SUPPLIED MATERIAL Block Start

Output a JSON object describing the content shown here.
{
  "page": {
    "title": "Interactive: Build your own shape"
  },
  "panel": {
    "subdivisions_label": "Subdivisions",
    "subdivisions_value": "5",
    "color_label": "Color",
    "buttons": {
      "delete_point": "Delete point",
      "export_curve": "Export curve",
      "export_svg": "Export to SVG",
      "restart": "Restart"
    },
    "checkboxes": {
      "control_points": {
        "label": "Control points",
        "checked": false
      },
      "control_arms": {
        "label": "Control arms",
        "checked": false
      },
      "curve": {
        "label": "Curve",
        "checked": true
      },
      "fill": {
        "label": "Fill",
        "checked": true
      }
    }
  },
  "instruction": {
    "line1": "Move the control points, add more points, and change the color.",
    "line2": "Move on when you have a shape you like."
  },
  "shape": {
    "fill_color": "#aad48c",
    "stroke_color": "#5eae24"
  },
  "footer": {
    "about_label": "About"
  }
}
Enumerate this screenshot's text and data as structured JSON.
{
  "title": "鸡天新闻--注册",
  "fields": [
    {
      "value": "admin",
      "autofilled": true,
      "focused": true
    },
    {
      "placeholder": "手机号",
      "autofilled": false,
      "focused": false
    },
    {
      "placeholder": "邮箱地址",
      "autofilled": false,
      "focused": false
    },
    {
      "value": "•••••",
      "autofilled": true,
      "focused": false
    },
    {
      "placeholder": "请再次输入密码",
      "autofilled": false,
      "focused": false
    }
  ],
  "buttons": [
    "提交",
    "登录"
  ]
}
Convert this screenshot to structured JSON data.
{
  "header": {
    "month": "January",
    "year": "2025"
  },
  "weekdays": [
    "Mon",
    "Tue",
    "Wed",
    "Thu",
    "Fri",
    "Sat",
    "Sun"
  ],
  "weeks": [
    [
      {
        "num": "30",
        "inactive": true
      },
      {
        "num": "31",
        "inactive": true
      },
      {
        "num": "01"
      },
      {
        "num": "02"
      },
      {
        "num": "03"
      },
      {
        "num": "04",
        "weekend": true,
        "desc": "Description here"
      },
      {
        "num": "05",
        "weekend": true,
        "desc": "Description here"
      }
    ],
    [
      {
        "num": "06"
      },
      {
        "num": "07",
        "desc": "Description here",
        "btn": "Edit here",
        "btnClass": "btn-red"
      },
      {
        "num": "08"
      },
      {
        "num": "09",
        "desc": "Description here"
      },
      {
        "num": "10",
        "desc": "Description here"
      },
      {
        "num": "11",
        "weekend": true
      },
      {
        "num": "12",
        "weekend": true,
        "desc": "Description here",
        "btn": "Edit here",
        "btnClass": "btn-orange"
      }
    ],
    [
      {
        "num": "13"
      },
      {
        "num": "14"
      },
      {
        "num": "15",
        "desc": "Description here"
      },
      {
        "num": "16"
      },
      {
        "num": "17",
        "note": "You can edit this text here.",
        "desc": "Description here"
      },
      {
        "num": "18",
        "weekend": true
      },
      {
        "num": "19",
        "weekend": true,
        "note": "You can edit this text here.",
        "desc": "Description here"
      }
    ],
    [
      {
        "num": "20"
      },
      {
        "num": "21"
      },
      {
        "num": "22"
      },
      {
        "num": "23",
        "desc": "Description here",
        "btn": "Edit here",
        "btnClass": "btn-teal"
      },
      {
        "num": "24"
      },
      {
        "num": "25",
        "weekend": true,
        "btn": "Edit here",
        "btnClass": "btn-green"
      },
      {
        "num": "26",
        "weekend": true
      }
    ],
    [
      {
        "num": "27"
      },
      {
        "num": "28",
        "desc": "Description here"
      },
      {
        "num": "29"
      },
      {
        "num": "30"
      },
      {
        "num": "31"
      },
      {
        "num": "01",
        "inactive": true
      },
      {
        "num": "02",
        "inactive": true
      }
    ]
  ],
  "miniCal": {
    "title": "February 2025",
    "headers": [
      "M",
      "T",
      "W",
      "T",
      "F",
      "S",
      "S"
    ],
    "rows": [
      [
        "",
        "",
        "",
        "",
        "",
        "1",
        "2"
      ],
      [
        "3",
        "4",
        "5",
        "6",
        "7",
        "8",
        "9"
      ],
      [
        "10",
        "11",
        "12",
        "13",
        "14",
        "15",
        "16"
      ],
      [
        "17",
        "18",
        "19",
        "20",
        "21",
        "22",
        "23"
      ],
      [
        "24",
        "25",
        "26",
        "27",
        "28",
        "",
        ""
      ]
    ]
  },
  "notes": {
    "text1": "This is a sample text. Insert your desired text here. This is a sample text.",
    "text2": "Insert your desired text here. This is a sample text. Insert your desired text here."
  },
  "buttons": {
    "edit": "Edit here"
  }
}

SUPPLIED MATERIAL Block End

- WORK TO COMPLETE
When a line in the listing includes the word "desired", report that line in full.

- TASK RESPONSE
    "text1": "This is a sample text. Insert your desired text here. This is a sample text.",
    "text2": "Insert your desired text here. This is a sample text. Insert your desired text here."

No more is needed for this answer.